• _AIM OF THE EXERCISE_
Scan the entries for "заказе". Every line that holds it is to be copied.

^^^^^^^^

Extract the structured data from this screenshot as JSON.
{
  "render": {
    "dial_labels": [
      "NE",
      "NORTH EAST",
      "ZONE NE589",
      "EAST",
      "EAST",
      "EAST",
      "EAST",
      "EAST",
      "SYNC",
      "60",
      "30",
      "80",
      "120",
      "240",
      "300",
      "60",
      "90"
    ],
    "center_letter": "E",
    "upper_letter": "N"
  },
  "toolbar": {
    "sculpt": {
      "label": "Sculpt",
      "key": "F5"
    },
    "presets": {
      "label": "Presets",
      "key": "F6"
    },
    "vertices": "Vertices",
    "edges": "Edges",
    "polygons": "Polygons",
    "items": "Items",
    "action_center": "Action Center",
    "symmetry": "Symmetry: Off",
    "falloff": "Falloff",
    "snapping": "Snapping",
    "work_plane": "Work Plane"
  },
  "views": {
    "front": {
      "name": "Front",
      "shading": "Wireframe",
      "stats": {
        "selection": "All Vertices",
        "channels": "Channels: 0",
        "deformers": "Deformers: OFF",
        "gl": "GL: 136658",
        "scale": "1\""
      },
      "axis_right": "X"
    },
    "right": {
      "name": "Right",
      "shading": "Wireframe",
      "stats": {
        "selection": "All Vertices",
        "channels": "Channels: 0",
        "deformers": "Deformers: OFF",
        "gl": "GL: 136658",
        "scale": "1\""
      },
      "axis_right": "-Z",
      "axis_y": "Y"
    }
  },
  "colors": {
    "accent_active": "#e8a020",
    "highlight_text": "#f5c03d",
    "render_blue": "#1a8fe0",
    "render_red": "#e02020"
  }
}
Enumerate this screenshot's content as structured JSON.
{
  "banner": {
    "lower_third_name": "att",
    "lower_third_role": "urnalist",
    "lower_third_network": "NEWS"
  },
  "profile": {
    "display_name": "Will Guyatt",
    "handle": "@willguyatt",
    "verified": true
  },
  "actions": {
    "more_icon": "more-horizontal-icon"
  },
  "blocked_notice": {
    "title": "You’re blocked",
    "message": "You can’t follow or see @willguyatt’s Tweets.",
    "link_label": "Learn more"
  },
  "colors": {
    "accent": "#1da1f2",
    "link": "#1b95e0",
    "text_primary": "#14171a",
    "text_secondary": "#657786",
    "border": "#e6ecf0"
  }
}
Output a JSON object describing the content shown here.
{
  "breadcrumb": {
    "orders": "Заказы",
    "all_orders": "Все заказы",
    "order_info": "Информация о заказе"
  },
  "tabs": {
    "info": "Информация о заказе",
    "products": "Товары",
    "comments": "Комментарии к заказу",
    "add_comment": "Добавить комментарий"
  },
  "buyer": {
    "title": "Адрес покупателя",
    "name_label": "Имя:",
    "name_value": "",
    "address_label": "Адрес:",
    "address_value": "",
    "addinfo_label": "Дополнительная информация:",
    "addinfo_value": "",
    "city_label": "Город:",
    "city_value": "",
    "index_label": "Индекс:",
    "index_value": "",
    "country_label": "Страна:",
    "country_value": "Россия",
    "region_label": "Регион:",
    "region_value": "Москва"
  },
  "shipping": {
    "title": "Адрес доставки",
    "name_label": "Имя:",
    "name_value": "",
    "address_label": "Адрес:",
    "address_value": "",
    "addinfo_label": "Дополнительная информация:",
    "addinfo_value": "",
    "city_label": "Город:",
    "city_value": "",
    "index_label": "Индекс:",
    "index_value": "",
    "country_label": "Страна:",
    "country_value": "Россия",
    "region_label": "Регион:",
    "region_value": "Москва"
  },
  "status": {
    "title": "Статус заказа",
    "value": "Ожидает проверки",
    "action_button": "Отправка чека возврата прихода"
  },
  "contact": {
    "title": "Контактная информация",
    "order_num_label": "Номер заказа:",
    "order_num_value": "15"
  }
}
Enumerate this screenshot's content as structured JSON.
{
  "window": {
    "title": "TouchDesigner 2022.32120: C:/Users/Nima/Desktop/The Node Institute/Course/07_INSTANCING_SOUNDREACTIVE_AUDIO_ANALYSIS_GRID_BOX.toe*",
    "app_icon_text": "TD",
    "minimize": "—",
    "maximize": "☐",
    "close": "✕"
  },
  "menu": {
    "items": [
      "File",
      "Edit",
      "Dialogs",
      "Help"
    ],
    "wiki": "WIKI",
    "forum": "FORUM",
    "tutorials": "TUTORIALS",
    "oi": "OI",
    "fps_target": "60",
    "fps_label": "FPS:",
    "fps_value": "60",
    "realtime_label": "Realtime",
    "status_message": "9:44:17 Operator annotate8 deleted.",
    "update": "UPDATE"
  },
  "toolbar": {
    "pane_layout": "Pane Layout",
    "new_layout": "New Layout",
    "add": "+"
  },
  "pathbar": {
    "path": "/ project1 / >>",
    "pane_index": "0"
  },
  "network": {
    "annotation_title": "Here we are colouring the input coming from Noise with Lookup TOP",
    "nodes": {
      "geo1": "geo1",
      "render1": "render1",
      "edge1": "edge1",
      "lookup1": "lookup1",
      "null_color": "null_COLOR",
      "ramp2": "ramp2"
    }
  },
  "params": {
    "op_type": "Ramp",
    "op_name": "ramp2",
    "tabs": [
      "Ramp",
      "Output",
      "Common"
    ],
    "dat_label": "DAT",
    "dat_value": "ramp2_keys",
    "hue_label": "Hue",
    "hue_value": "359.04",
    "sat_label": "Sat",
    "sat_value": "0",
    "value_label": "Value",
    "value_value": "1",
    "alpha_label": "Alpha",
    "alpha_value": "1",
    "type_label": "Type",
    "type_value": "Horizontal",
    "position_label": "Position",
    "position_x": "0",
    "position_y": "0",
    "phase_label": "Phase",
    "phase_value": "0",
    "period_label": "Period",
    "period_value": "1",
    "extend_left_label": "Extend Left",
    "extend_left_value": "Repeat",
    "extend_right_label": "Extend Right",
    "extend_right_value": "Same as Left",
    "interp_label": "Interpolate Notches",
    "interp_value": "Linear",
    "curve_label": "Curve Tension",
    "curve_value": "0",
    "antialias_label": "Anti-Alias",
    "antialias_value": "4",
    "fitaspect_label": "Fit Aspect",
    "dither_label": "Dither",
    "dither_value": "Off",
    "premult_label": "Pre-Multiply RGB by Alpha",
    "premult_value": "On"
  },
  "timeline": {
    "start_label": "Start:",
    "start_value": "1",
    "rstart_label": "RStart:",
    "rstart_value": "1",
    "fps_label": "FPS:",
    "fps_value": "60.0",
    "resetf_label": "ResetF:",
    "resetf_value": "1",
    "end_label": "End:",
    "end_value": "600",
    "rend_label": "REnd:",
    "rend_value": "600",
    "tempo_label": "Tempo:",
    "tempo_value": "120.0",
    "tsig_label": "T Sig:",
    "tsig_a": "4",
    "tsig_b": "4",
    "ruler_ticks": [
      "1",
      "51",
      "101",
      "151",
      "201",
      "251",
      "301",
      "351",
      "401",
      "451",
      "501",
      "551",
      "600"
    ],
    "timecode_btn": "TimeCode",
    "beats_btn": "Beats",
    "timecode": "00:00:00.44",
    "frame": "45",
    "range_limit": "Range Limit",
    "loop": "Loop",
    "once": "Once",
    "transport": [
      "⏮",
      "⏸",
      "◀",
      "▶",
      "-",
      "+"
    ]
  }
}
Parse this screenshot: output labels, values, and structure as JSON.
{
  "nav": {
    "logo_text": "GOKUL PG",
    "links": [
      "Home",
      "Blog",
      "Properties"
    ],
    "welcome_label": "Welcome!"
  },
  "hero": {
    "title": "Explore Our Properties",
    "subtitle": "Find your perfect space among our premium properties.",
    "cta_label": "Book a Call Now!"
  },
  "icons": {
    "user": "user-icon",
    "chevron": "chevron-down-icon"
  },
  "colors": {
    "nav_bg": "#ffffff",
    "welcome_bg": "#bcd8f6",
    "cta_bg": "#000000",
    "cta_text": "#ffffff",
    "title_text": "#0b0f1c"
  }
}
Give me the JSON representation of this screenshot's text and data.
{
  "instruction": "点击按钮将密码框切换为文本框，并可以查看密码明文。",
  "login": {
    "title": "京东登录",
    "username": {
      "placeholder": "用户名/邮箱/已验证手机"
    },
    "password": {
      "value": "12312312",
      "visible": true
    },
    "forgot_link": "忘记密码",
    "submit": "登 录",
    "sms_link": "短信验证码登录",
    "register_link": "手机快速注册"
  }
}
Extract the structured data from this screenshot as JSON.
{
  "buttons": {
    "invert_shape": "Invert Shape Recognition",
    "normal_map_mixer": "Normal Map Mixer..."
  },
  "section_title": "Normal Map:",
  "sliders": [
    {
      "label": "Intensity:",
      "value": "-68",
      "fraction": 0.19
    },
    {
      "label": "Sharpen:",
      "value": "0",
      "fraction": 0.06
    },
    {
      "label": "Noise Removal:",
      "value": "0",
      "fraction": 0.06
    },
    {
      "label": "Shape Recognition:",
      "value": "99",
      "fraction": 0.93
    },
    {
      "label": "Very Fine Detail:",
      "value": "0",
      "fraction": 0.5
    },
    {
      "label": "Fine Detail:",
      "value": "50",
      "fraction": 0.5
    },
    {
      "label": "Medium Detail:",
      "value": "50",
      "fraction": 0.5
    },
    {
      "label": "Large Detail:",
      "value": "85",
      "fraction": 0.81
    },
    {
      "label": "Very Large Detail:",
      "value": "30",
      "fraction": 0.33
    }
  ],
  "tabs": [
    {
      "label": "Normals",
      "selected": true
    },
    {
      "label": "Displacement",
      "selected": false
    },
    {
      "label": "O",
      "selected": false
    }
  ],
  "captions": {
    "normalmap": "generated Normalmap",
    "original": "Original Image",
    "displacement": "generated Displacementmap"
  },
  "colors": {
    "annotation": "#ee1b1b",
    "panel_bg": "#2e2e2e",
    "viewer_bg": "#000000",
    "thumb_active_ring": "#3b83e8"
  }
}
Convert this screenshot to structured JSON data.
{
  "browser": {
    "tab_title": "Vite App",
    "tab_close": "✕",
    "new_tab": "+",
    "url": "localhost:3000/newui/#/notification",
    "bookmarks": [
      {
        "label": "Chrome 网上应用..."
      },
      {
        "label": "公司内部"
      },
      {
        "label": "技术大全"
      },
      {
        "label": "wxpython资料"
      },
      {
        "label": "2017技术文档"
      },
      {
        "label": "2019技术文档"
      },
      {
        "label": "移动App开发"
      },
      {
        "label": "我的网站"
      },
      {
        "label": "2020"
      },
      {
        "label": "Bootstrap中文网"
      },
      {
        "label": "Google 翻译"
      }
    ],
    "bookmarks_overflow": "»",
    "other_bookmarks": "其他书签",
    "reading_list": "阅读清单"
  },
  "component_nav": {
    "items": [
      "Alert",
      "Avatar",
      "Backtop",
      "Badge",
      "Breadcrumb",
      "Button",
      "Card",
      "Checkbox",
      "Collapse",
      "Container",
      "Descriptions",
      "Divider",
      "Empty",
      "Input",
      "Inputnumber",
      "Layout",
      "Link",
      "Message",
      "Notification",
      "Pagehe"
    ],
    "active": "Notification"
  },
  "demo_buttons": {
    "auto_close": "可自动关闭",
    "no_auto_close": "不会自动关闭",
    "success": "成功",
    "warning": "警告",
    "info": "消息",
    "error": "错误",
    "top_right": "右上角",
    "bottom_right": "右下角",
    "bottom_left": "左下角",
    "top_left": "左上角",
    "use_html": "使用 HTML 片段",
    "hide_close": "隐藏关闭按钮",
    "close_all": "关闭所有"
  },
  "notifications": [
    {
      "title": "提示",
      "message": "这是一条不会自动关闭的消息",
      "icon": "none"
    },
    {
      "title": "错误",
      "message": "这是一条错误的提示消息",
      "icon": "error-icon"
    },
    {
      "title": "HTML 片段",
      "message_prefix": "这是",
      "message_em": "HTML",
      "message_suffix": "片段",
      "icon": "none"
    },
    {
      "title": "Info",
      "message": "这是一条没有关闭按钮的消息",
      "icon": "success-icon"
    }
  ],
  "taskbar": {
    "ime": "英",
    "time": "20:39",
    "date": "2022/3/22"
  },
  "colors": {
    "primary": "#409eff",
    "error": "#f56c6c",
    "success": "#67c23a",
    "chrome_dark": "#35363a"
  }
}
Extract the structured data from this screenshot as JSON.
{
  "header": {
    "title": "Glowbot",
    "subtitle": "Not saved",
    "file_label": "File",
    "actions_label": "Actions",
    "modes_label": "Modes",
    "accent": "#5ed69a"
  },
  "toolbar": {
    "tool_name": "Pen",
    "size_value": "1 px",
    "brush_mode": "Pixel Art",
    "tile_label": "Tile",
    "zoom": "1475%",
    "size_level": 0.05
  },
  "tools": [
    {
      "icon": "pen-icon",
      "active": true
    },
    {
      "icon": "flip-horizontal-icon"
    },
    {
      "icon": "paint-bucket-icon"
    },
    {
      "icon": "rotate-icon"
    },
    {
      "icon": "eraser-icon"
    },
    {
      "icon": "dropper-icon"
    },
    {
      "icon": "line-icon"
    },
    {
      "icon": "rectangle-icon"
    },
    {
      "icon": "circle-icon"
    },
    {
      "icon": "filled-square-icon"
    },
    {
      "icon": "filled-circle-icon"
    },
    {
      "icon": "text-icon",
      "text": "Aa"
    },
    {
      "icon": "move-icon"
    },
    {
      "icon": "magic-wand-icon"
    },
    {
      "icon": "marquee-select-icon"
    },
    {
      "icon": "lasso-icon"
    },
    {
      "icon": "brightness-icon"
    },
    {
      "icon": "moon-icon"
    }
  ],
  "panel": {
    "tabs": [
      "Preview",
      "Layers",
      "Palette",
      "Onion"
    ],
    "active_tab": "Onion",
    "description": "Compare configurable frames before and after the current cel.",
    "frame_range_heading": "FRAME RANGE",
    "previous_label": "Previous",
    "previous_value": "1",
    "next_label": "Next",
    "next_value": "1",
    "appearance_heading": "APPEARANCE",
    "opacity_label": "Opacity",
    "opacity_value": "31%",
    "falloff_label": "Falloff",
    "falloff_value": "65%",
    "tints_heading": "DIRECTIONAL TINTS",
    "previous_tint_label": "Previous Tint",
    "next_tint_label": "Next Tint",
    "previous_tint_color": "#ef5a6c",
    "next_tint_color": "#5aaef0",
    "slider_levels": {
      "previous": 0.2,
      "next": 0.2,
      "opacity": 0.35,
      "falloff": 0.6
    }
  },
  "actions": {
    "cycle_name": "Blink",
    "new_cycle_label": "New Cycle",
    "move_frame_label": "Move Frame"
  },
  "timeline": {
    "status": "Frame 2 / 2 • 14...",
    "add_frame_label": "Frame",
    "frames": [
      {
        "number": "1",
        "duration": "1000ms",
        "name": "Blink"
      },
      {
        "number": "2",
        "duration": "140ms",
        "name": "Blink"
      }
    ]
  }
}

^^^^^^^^

• _ANSWER_
    "order_info": "Информация о заказе"
    "info": "Информация о заказе",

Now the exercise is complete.